The UK's Biotechnology and Biological Sciences Research Council (BBSRC) and the US National Institute on Aging (NIA) have come together in the first agreement of its kind in the biosciences to fund collaborative UK-US research projects into normal ageing. BBSRC and NIA have committed a total of almost £4M to the collaborative programme. The programme will fund genuinely collaborative proposals that bring together research groups from both countries. The call for proposals from researchers is now open.
Prof Doug Kell, Chief Executive of BBSRC, said: "As lifespan increases we need to work to ensure that health-span increases as well. This is an issue that affects every person, in Britain, America or elsewhere, and we can only hope to enjoy healthy and active older age if scientists are able to probe the processes that occur as we age naturally and normally.
"I am proud that US and UK scientists will be working together on this important area under the auspices of this BBSRC and NIA joint programme."
The aim of the programme is to develop research links between UK and US research groups so that in addition to furthering our understanding of the healthy biology of ageing the ageing research effort on both sides of the Atlantic will benefit in the long term.
Press Office | alfa
NYSCF researchers develop novel bioengineering technique for personalized bone grafts
18.07.2018 | New York Stem Cell Foundation

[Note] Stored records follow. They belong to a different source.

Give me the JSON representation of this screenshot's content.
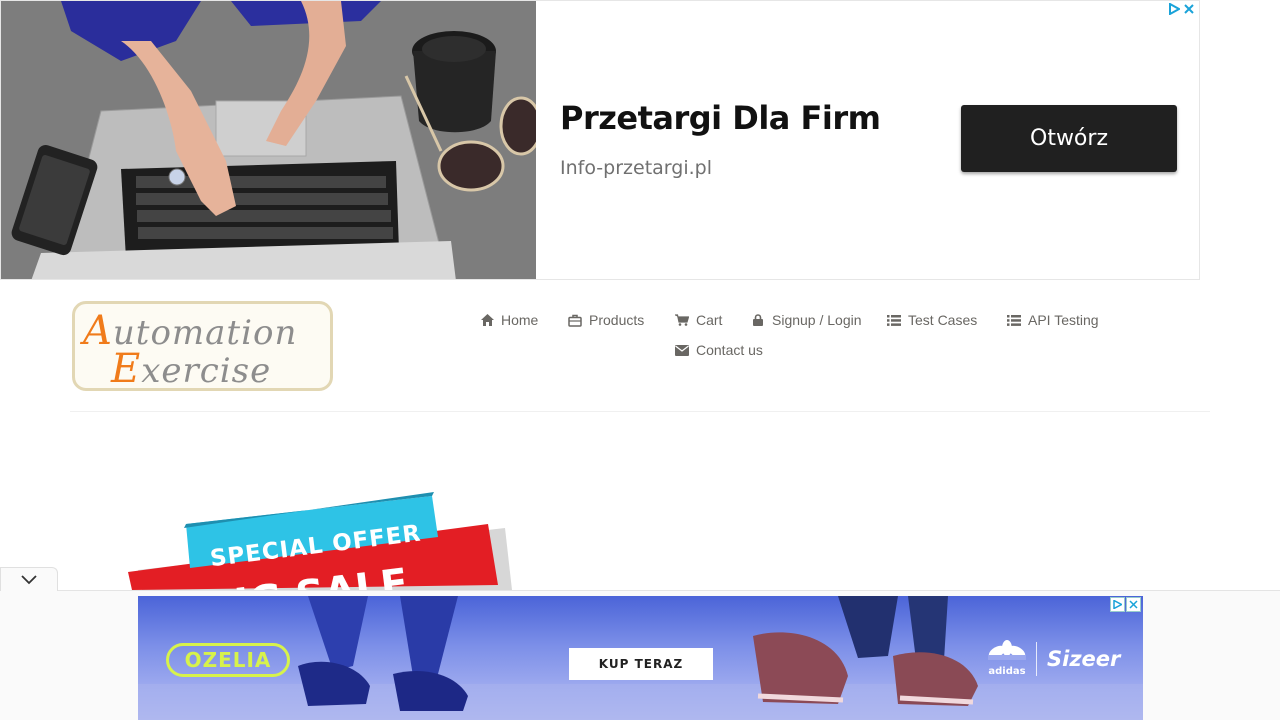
{
  "top_ad": {
    "title": "Przetargi Dla Firm",
    "url": "Info-przetargi.pl",
    "button_label": "Otwórz"
  },
  "logo": {
    "line1_cap": "A",
    "line1_rest": "utomation",
    "line2_cap": "E",
    "line2_rest": "xercise"
  },
  "nav": {
    "items": [
      {
        "label": "Home",
        "icon": "home-icon"
      },
      {
        "label": "Products",
        "icon": "briefcase-icon"
      },
      {
        "label": "Cart",
        "icon": "cart-icon"
      },
      {
        "label": "Signup / Login",
        "icon": "lock-icon"
      },
      {
        "label": "Test Cases",
        "icon": "list-icon"
      },
      {
        "label": "API Testing",
        "icon": "list-icon"
      },
      {
        "label": "Contact us",
        "icon": "envelope-icon"
      }
    ]
  },
  "banner": {
    "line1": "SPECIAL OFFER",
    "line2": "BIG SALE"
  },
  "bottom_ad": {
    "brand": "OZELIA",
    "button_label": "KUP TERAZ",
    "partner1": "adidas",
    "partner2": "Sizeer"
  },
  "colors": {
    "nav_text": "#696763",
    "logo_accent": "#f07b1a",
    "ad_button": "#202020",
    "ozelia_lime": "#d7f24b",
    "banner_red": "#e31e24",
    "banner_cyan": "#2ec3e6"
  }
}
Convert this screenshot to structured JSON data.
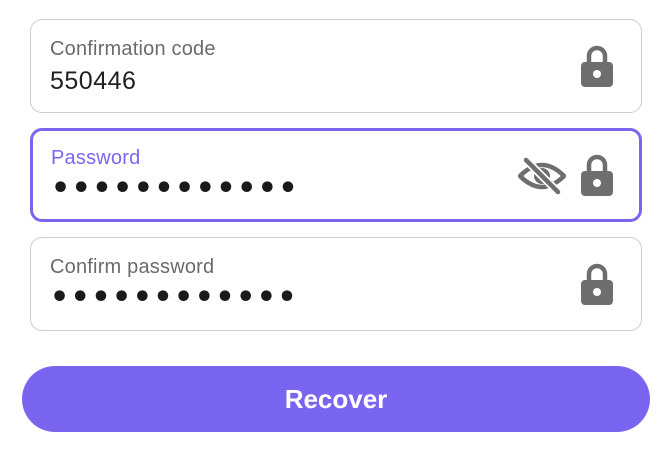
{
  "form": {
    "confirmation_code": {
      "label": "Confirmation code",
      "value": "550446",
      "icon": "lock-icon"
    },
    "password": {
      "label": "Password",
      "value": "••••••••••••",
      "focused": true,
      "visibility_icon": "eye-slash-icon",
      "icon": "lock-icon"
    },
    "confirm_password": {
      "label": "Confirm password",
      "value": "••••••••••••",
      "icon": "lock-icon"
    },
    "submit_label": "Recover"
  },
  "colors": {
    "accent": "#7B66F0",
    "button": "#7A65F0",
    "border": "#CFCFCF",
    "label": "#6B6B6B",
    "icon": "#6E6E6E"
  }
}
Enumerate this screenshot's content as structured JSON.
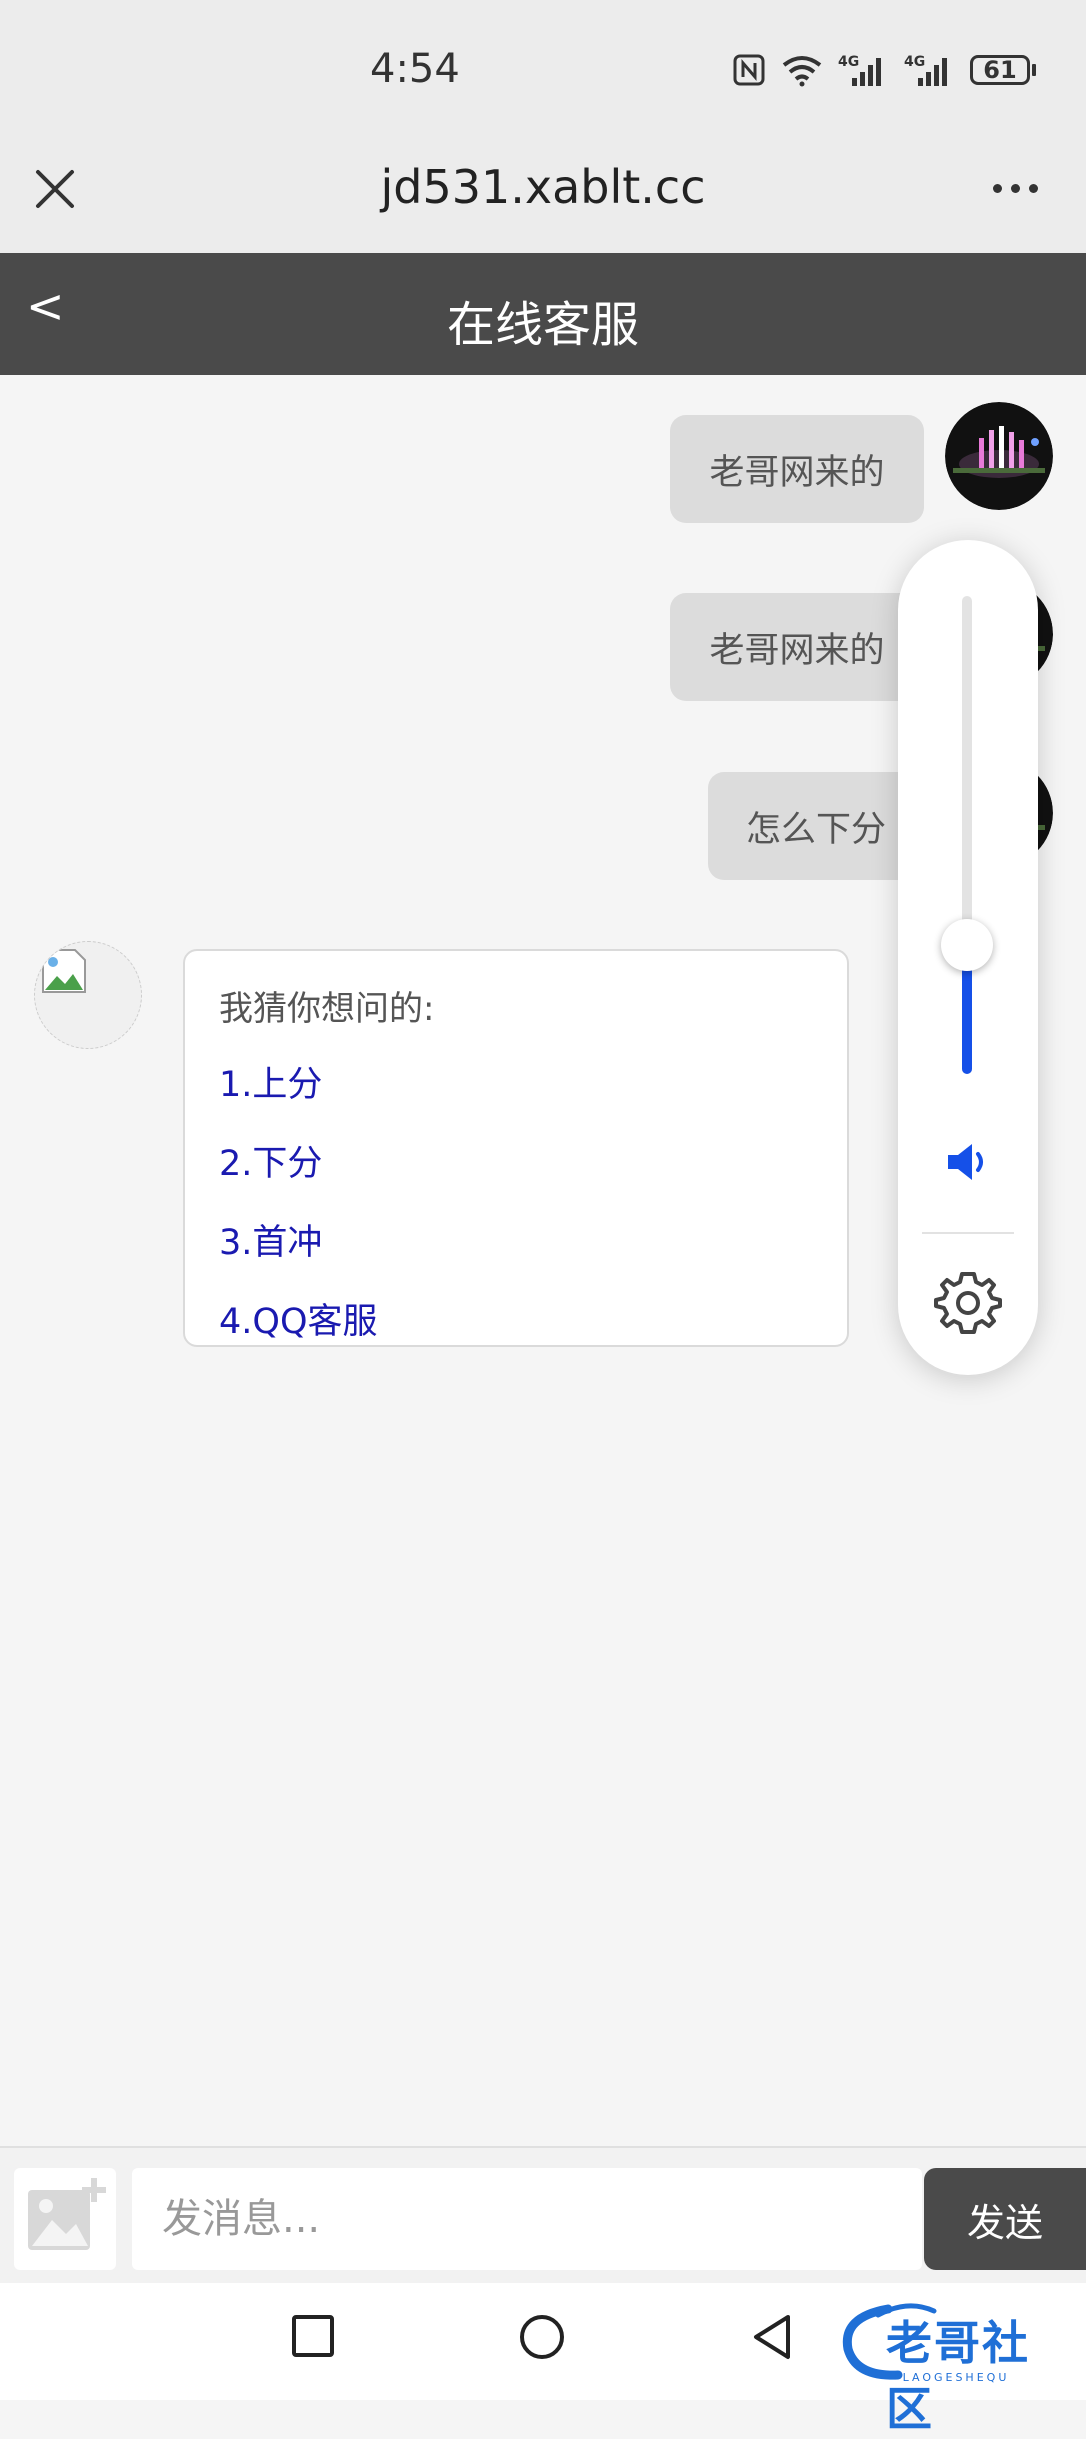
{
  "status_bar": {
    "time": "4:54",
    "battery": "61",
    "icons": [
      "nfc-icon",
      "wifi-icon",
      "signal-4g-icon",
      "signal-4g-icon"
    ]
  },
  "browser": {
    "url": "jd531.xablt.cc",
    "close_icon": "close-icon",
    "more_icon": "more-horizontal-icon"
  },
  "header": {
    "back_label": "<",
    "title": "在线客服"
  },
  "messages": {
    "sent": [
      "老哥网来的",
      "老哥网来的",
      "怎么下分"
    ],
    "reply": {
      "intro": "我猜你想问的:",
      "options": [
        "1.上分",
        "2.下分",
        "3.首冲",
        "4.QQ客服"
      ]
    }
  },
  "volume_panel": {
    "level": 0.27,
    "speaker_icon": "speaker-icon",
    "settings_icon": "gear-icon"
  },
  "composer": {
    "placeholder": "发消息...",
    "send_label": "发送",
    "image_icon": "add-image-icon"
  },
  "nav": {
    "buttons": [
      "recents-square-icon",
      "home-circle-icon",
      "back-triangle-icon"
    ]
  },
  "watermark": {
    "text": "老哥社区",
    "sub": "LAOGESHEQU"
  },
  "colors": {
    "header_bg": "#4a4a4a",
    "link": "#1a1ab0",
    "volume_accent": "#1550e8"
  }
}
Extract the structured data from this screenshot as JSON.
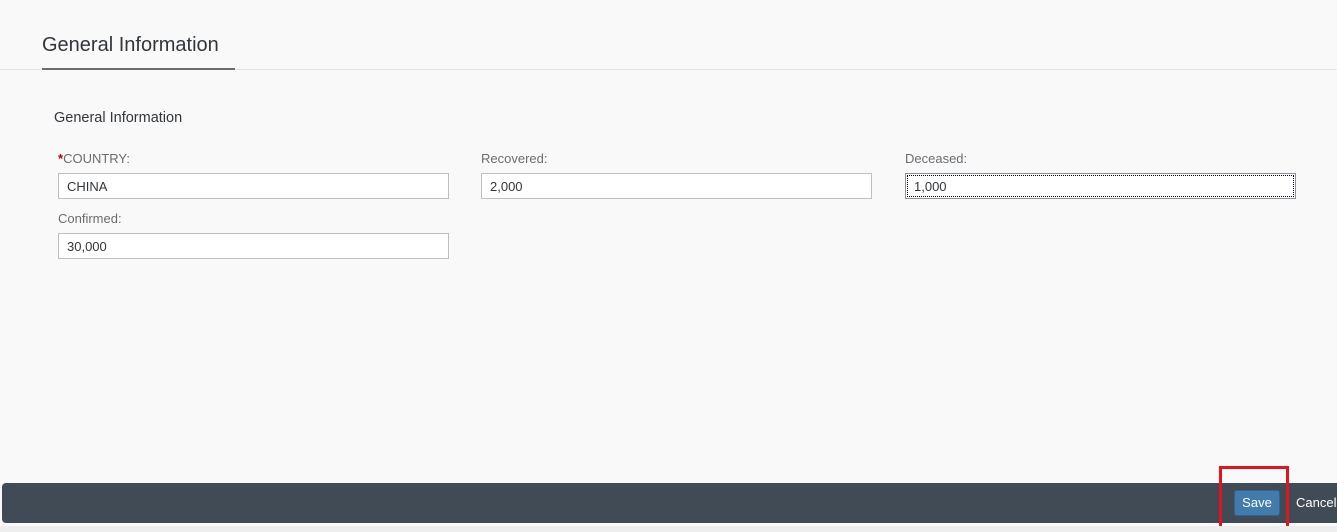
{
  "tabs": {
    "active_label": "General Information"
  },
  "section": {
    "title": "General Information"
  },
  "fields": {
    "country": {
      "required_marker": "*",
      "label": "COUNTRY:",
      "value": "CHINA"
    },
    "recovered": {
      "label": "Recovered:",
      "value": "2,000"
    },
    "deceased": {
      "label": "Deceased:",
      "value": "1,000"
    },
    "confirmed": {
      "label": "Confirmed:",
      "value": "30,000"
    }
  },
  "footer": {
    "save_label": "Save",
    "cancel_label": "Cancel"
  },
  "colors": {
    "footer_bg": "#414b55",
    "primary_button": "#427cac",
    "highlight": "#e0161e",
    "required": "#bb0000"
  }
}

Pollen taxi for bacteria
18.07.2018 | Technische Universität München
For the first time ever, scientists have determined the cosmic origin of highest-energy neutrinos. A research group led by IceCube scientist Elisa Resconi, spokesperson of the Collaborative Research Center SFB1258 at the Technical University of Munich (TUM), provides an important piece of evidence that the particles detected by the IceCube neutrino telescope at the South Pole originate from a galaxy four billion light-years away from Earth.
To rule out other origins with certainty, the team led by neutrino physicist Elisa Resconi from the Technical University of Munich and multi-wavelength...
For the first time a team of researchers have discovered two different phases of magnetic skyrmions in a single material. Physicists of the Technical Universities of Munich and Dresden and the University of Cologne can now better study and understand the properties of these magnetic structures, which are important for both basic research and applications.
Whirlpools are an everyday experience in a bath tub: When the water is drained a circular vortex is formed. Typically, such whirls are rather stable. Similar...
Physicists working with Roland Wester at the University of Innsbruck have investigated if and how chemical reactions can be influenced by targeted vibrational excitation of the reactants. They were able to demonstrate that excitation with a laser beam does not affect the efficiency of a chemical exchange reaction and that the excited molecular group acts only as a spectator in the reaction.
A frequently used reaction in organic chemistry is nucleophilic substitution. It plays, for example, an important role in in the synthesis of new chemical...
Optical spectroscopy allows investigating the energy structure and dynamic properties of complex quantum systems. Researchers from the University of Würzburg present two new approaches of coherent two-dimensional spectroscopy.
"Put an excitation into the system and observe how it evolves." According to physicist Professor Tobias Brixner, this is the credo of optical spectroscopy....
Ultra-short, high-intensity X-ray flashes open the door to the foundations of chemical reactions. Free-electron lasers generate these kinds of pulses, but there is a catch: the pulses vary in duration and energy. An international research team has now presented a solution: Using a ring of 16 detectors and a circularly polarized laser beam, they can determine both factors with attosecond accuracy.
Free-electron lasers (FELs) generate extremely short and intense X-ray flashes. Researchers can use these flashes to resolve structures with diameters on the...
13.07.2018 | Event News
12.07.2018 | Event News
03.07.2018 | Event News
18.07.2018 | Life Sciences
18.07.2018 | Materials Sciences
18.07.2018 | Health and Medicine